Find and return every line of the data that contains the word "ЗАЩИТА".

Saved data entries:
=== Begin Enclosure ===

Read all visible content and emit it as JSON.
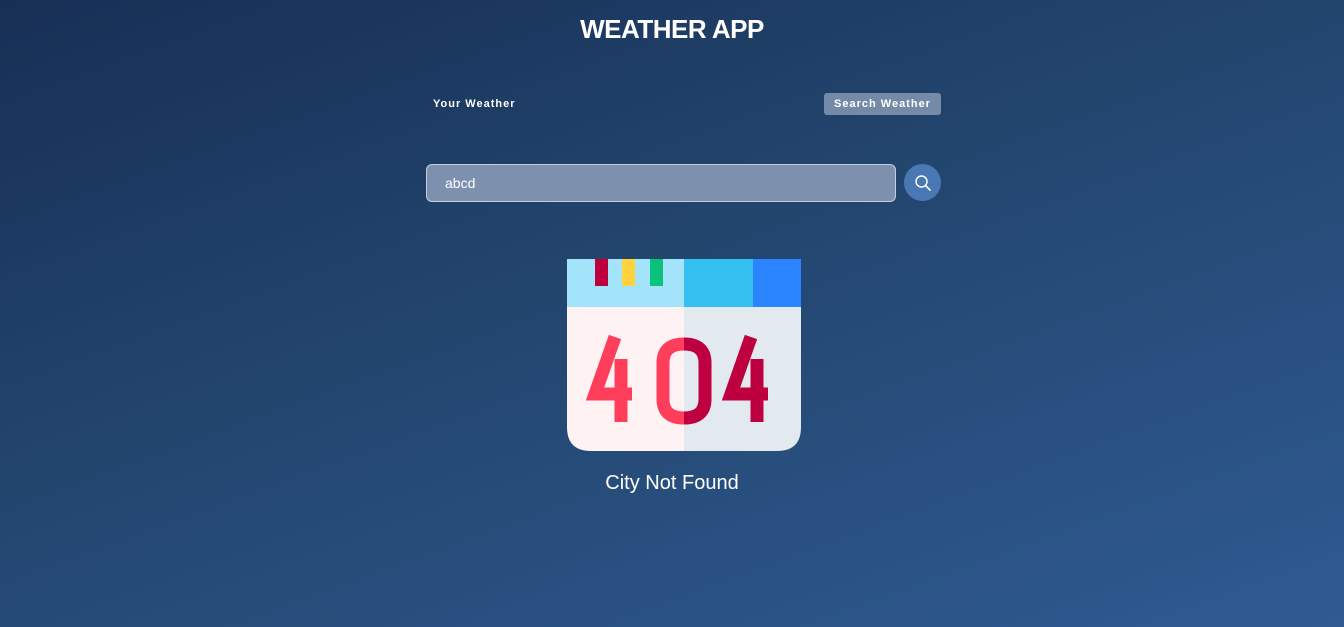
{
  "app": {
    "title": "WEATHER APP"
  },
  "tabs": {
    "your_weather": "Your Weather",
    "search_weather": "Search Weather"
  },
  "search": {
    "value": "abcd",
    "icon": "search-icon"
  },
  "error": {
    "illustration_text": "404",
    "message": "City Not Found"
  },
  "colors": {
    "background_start": "#172f55",
    "background_end": "#2f5a92",
    "search_button": "#4a78b4",
    "error_red": "#ff3e5c",
    "error_dark_red": "#bf0040"
  }
}
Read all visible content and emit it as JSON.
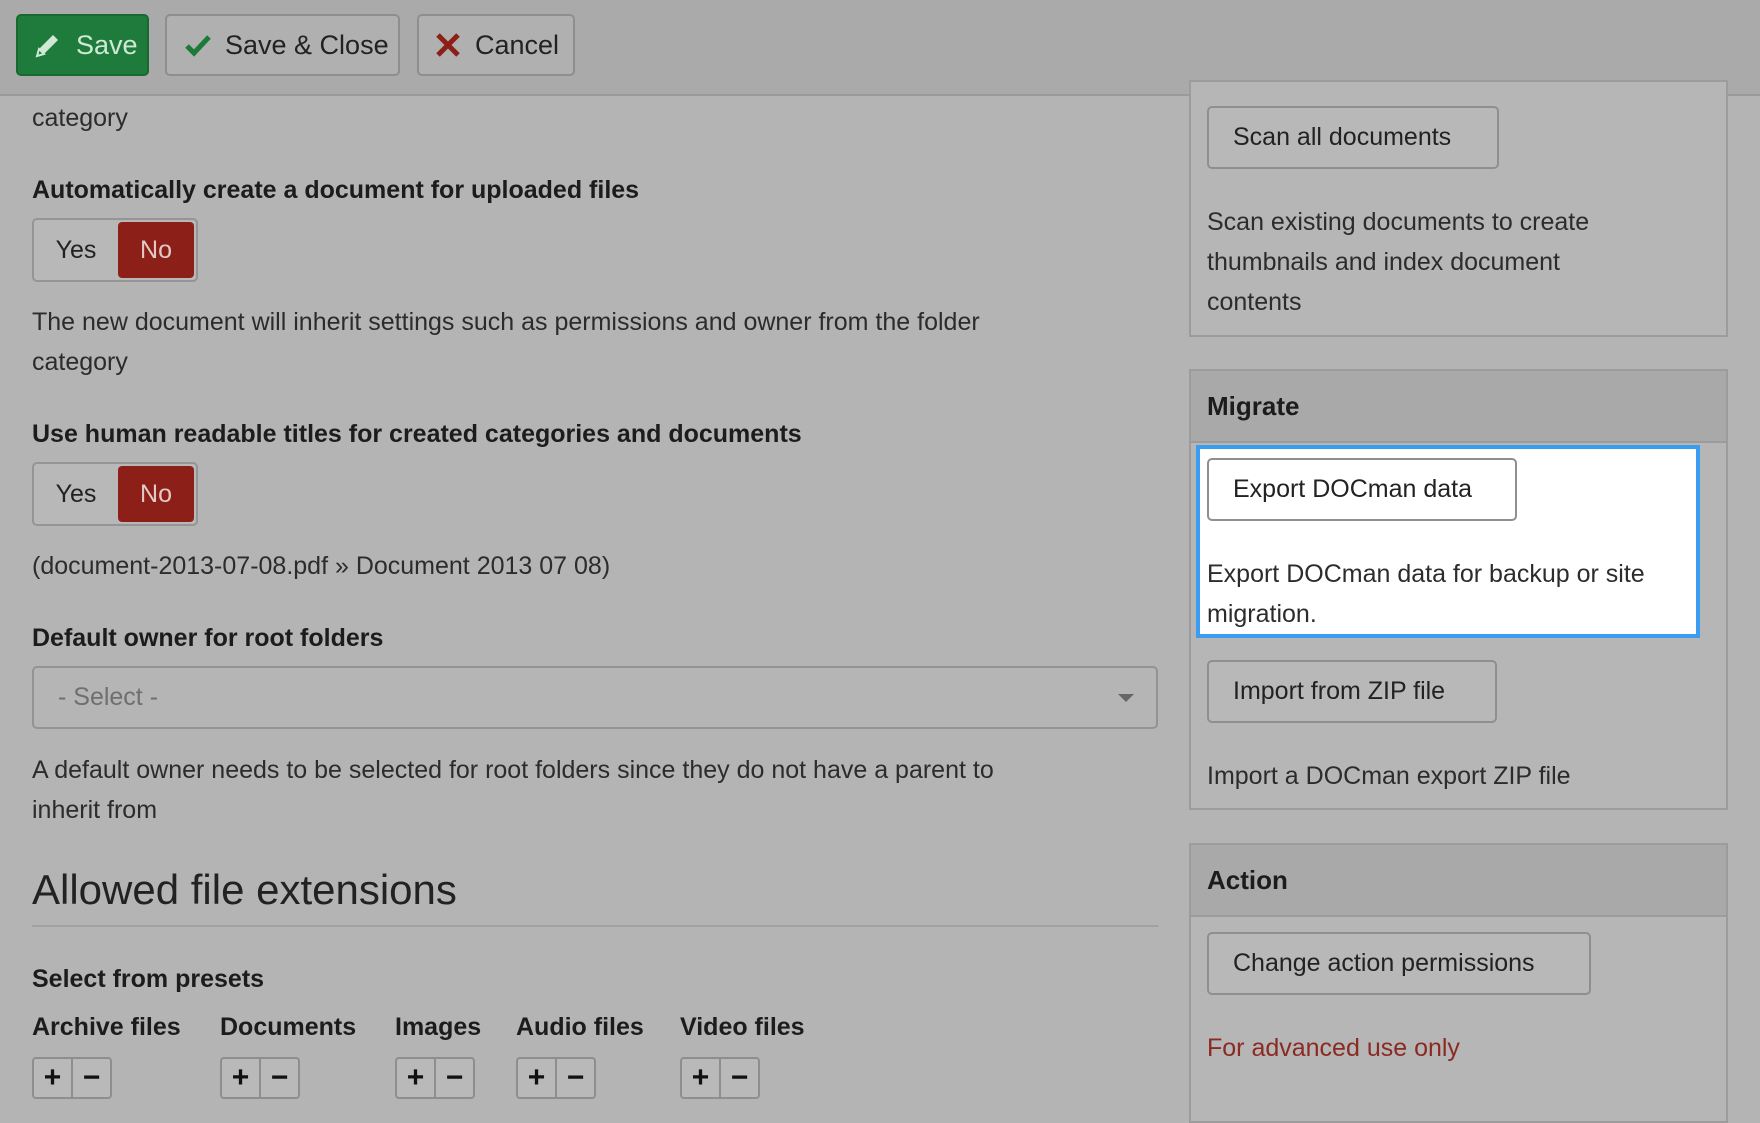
{
  "toolbar": {
    "save": "Save",
    "save_close": "Save & Close",
    "cancel": "Cancel"
  },
  "left": {
    "top_fragment": "category",
    "auto_create_label": "Automatically create a document for uploaded files",
    "auto_create_yes": "Yes",
    "auto_create_no": "No",
    "auto_create_help_line1": "The new document will inherit settings such as permissions and owner from the folder",
    "auto_create_help_line2": "category",
    "readable_label": "Use human readable titles for created categories and documents",
    "readable_yes": "Yes",
    "readable_no": "No",
    "readable_example": "(document-2013-07-08.pdf » Document 2013 07 08)",
    "owner_label": "Default owner for root folders",
    "owner_select_value": "- Select -",
    "owner_help_line1": "A default owner needs to be selected for root folders since they do not have a parent to",
    "owner_help_line2": "inherit from",
    "extensions_heading": "Allowed file extensions",
    "presets_label": "Select from presets",
    "presets": [
      "Archive files",
      "Documents",
      "Images",
      "Audio files",
      "Video files"
    ],
    "plus": "+",
    "minus": "−"
  },
  "right": {
    "scan_button": "Scan all documents",
    "scan_help_line1": "Scan existing documents to create",
    "scan_help_line2": "thumbnails and index document",
    "scan_help_line3": "contents",
    "migrate_title": "Migrate",
    "export_button": "Export DOCman data",
    "export_help_line1": "Export DOCman data for backup or site",
    "export_help_line2": "migration.",
    "import_button": "Import from ZIP file",
    "import_help": "Import a DOCman export ZIP file",
    "action_title": "Action",
    "permissions_button": "Change action permissions",
    "advanced_note": "For advanced use only"
  },
  "colors": {
    "save_green": "#1e7b3c",
    "toggle_no_red": "#8c2019",
    "highlight_blue": "#3b9cf0",
    "advanced_red": "#8b2a22"
  },
  "icons": {
    "save": "pencil-icon",
    "save_close": "checkmark-icon",
    "cancel": "x-icon",
    "select_caret": "caret-down-icon"
  }
}
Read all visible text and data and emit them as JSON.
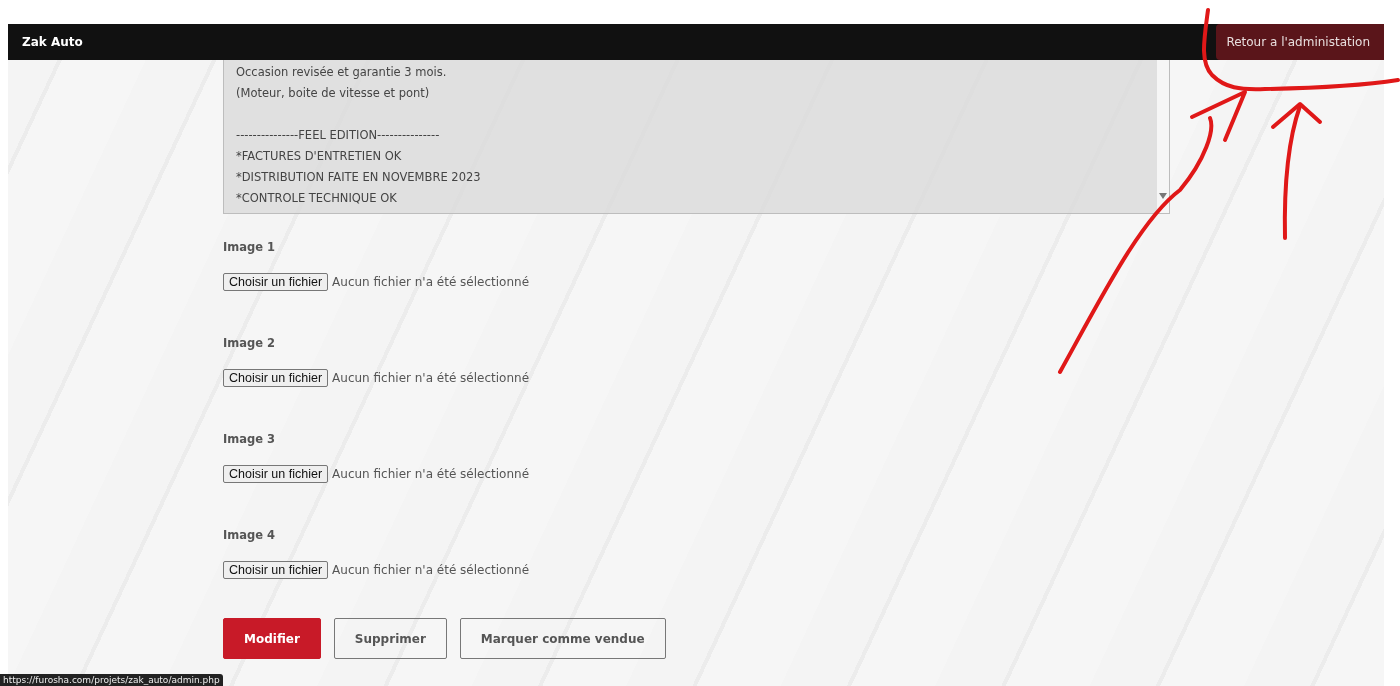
{
  "navbar": {
    "brand": "Zak Auto",
    "admin_link": "Retour a l'administation"
  },
  "description": {
    "paragraphs": [
      [
        "Occasion revisée et garantie 3 mois.",
        "(Moteur, boite de vitesse et pont)"
      ],
      [
        "---------------FEEL EDITION---------------",
        "*FACTURES D'ENTRETIEN OK",
        "*DISTRIBUTION FAITE EN NOVEMBRE 2023",
        "*CONTROLE TECHNIQUE OK"
      ]
    ]
  },
  "images": [
    {
      "label": "Image 1",
      "button": "Choisir un fichier",
      "status": "Aucun fichier n'a été sélectionné"
    },
    {
      "label": "Image 2",
      "button": "Choisir un fichier",
      "status": "Aucun fichier n'a été sélectionné"
    },
    {
      "label": "Image 3",
      "button": "Choisir un fichier",
      "status": "Aucun fichier n'a été sélectionné"
    },
    {
      "label": "Image 4",
      "button": "Choisir un fichier",
      "status": "Aucun fichier n'a été sélectionné"
    }
  ],
  "actions": [
    {
      "label": "Modifier",
      "kind": "primary"
    },
    {
      "label": "Supprimer",
      "kind": "secondary"
    },
    {
      "label": "Marquer comme vendue",
      "kind": "secondary"
    }
  ],
  "status_url": "https://furosha.com/projets/zak_auto/admin.php"
}
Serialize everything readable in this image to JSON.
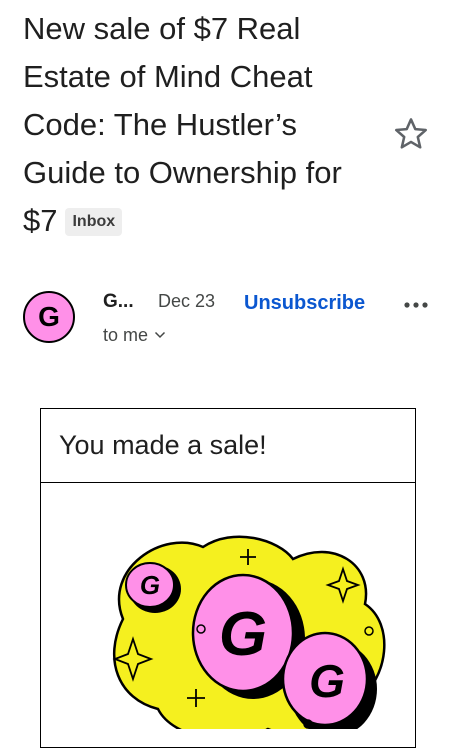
{
  "email": {
    "subject": "New sale of $7 Real Estate of Mind Cheat Code: The Hustler’s Guide to Ownership for $7",
    "label": "Inbox",
    "star_icon": "star-outline-icon"
  },
  "sender": {
    "avatar_letter": "G",
    "name": "G...",
    "date": "Dec 23",
    "unsubscribe_label": "Unsubscribe",
    "recipient": "to me",
    "more_icon": "more-horizontal-icon",
    "chevron_icon": "chevron-down-icon"
  },
  "body": {
    "card_title": "You made a sale!",
    "illustration_letter": "G"
  },
  "colors": {
    "brand_pink": "#ff90e8",
    "brand_yellow": "#f5f01f",
    "link_blue": "#0b57d0"
  }
}
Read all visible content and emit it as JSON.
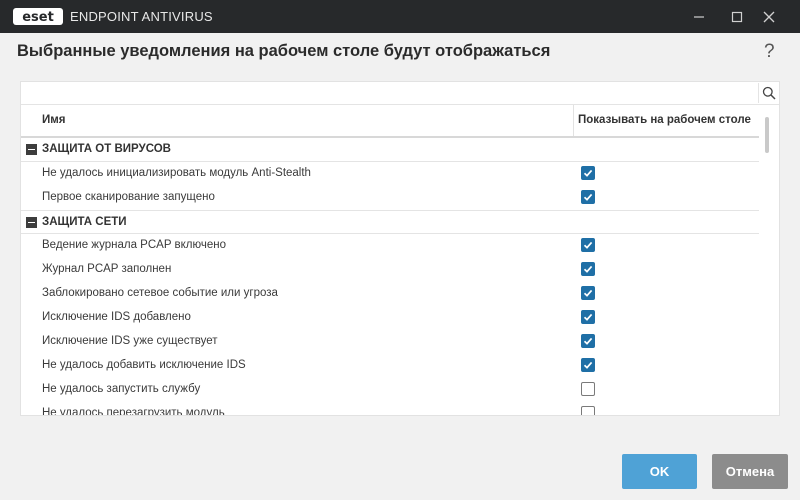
{
  "window": {
    "logo_text": "eset",
    "title": "ENDPOINT ANTIVIRUS"
  },
  "dialog": {
    "heading": "Выбранные уведомления на рабочем столе будут отображаться",
    "help": "?"
  },
  "search": {
    "value": "",
    "placeholder": ""
  },
  "table": {
    "col_name": "Имя",
    "col_show": "Показывать на рабочем столе"
  },
  "groups": [
    {
      "label": "ЗАЩИТА ОТ ВИРУСОВ",
      "items": [
        {
          "label": "Не удалось инициализировать модуль Anti-Stealth",
          "checked": true
        },
        {
          "label": "Первое сканирование запущено",
          "checked": true
        }
      ]
    },
    {
      "label": "ЗАЩИТА СЕТИ",
      "items": [
        {
          "label": "Ведение журнала PCAP включено",
          "checked": true
        },
        {
          "label": "Журнал PCAP заполнен",
          "checked": true
        },
        {
          "label": "Заблокировано сетевое событие или угроза",
          "checked": true
        },
        {
          "label": "Исключение IDS добавлено",
          "checked": true
        },
        {
          "label": "Исключение IDS уже существует",
          "checked": true
        },
        {
          "label": "Не удалось добавить исключение IDS",
          "checked": true
        },
        {
          "label": "Не удалось запустить службу",
          "checked": false
        },
        {
          "label": "Не удалось перезагрузить модуль",
          "checked": false
        }
      ]
    }
  ],
  "buttons": {
    "ok": "OK",
    "cancel": "Отмена"
  },
  "colors": {
    "titlebar": "#27292b",
    "accent": "#1f6fa6",
    "ok_button": "#4fa2d6",
    "cancel_button": "#8c8c8c"
  }
}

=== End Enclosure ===

| Written answer |
      "label": "ЗАЩИТА ОТ ВИРУСОВ",
      "label": "ЗАЩИТА СЕТИ",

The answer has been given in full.